PROVIDED INFORMATION START

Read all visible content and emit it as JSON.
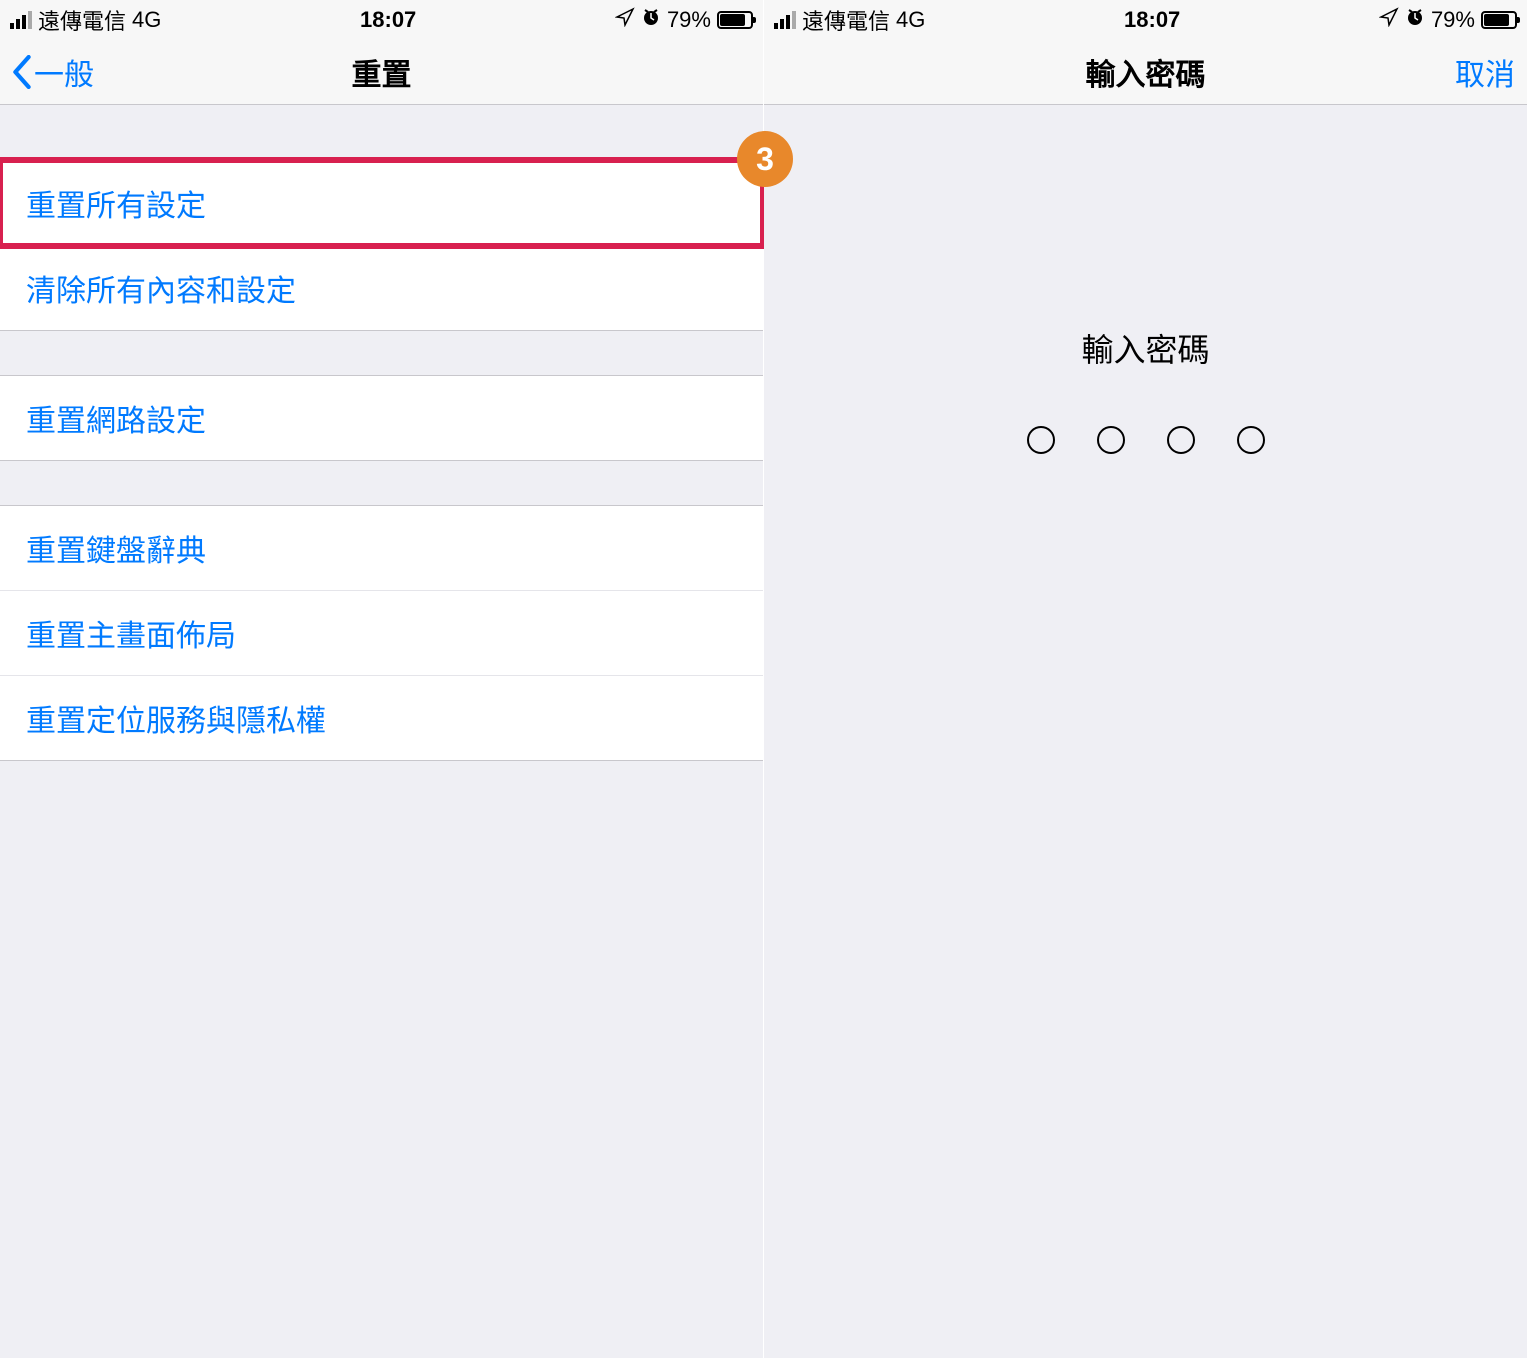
{
  "status": {
    "carrier": "遠傳電信",
    "network": "4G",
    "time": "18:07",
    "battery_pct": "79%"
  },
  "left": {
    "back_label": "一般",
    "title": "重置",
    "sections": [
      {
        "rows": [
          "重置所有設定",
          "清除所有內容和設定"
        ]
      },
      {
        "rows": [
          "重置網路設定"
        ]
      },
      {
        "rows": [
          "重置鍵盤辭典",
          "重置主畫面佈局",
          "重置定位服務與隱私權"
        ]
      }
    ],
    "badge": "3"
  },
  "right": {
    "title": "輸入密碼",
    "cancel": "取消",
    "prompt": "輸入密碼"
  }
}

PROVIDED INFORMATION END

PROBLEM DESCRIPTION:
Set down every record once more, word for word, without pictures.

TASK SOLUTION:
Read all visible content and emit it as JSON.
{
  "status": {
    "carrier": "遠傳電信",
    "network": "4G",
    "time": "18:07",
    "battery_pct": "79%"
  },
  "left": {
    "back_label": "一般",
    "title": "重置",
    "sections": [
      {
        "rows": [
          "重置所有設定",
          "清除所有內容和設定"
        ]
      },
      {
        "rows": [
          "重置網路設定"
        ]
      },
      {
        "rows": [
          "重置鍵盤辭典",
          "重置主畫面佈局",
          "重置定位服務與隱私權"
        ]
      }
    ],
    "badge": "3"
  },
  "right": {
    "title": "輸入密碼",
    "cancel": "取消",
    "prompt": "輸入密碼"
  }
}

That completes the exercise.